■ **Directions for this task**
Every line containing the string "обратно" should be returned from the records.

Element data from apps and pages
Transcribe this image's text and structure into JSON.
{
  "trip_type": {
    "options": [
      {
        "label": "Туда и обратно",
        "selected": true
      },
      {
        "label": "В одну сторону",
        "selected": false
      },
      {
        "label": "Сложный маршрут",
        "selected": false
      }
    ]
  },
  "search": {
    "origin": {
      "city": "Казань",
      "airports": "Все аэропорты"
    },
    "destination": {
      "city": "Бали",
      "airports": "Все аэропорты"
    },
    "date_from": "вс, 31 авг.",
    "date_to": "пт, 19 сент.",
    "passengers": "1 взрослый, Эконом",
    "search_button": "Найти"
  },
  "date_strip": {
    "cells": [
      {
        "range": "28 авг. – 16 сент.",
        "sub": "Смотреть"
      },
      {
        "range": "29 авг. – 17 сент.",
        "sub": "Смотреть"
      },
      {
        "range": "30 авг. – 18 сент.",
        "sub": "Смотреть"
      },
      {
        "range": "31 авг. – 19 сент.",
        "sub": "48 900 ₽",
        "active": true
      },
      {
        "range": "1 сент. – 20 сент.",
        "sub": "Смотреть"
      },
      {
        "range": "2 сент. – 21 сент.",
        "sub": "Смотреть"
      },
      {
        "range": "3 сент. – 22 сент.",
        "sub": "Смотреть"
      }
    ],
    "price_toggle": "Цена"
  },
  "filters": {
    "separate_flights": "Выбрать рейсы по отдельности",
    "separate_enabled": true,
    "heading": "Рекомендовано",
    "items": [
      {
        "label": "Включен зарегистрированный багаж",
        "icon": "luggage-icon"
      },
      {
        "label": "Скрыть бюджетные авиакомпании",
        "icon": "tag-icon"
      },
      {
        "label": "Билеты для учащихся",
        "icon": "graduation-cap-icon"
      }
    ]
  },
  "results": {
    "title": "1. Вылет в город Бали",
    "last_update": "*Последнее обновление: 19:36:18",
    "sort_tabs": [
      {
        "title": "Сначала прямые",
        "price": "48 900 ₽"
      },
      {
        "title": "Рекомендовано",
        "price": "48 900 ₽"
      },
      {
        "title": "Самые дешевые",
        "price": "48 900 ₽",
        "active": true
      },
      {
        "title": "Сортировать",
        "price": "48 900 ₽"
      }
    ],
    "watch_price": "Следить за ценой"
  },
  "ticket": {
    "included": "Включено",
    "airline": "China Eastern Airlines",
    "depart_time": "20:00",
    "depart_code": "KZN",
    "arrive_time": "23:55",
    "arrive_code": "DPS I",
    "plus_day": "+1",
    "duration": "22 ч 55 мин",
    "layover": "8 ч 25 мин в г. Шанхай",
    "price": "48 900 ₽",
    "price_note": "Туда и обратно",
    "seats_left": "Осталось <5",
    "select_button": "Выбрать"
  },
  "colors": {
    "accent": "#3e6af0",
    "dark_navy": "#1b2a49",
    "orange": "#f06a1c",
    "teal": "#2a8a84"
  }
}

■ **Answer to this exercise**
        "label": "Туда и обратно",
    "price_note": "Туда и обратно",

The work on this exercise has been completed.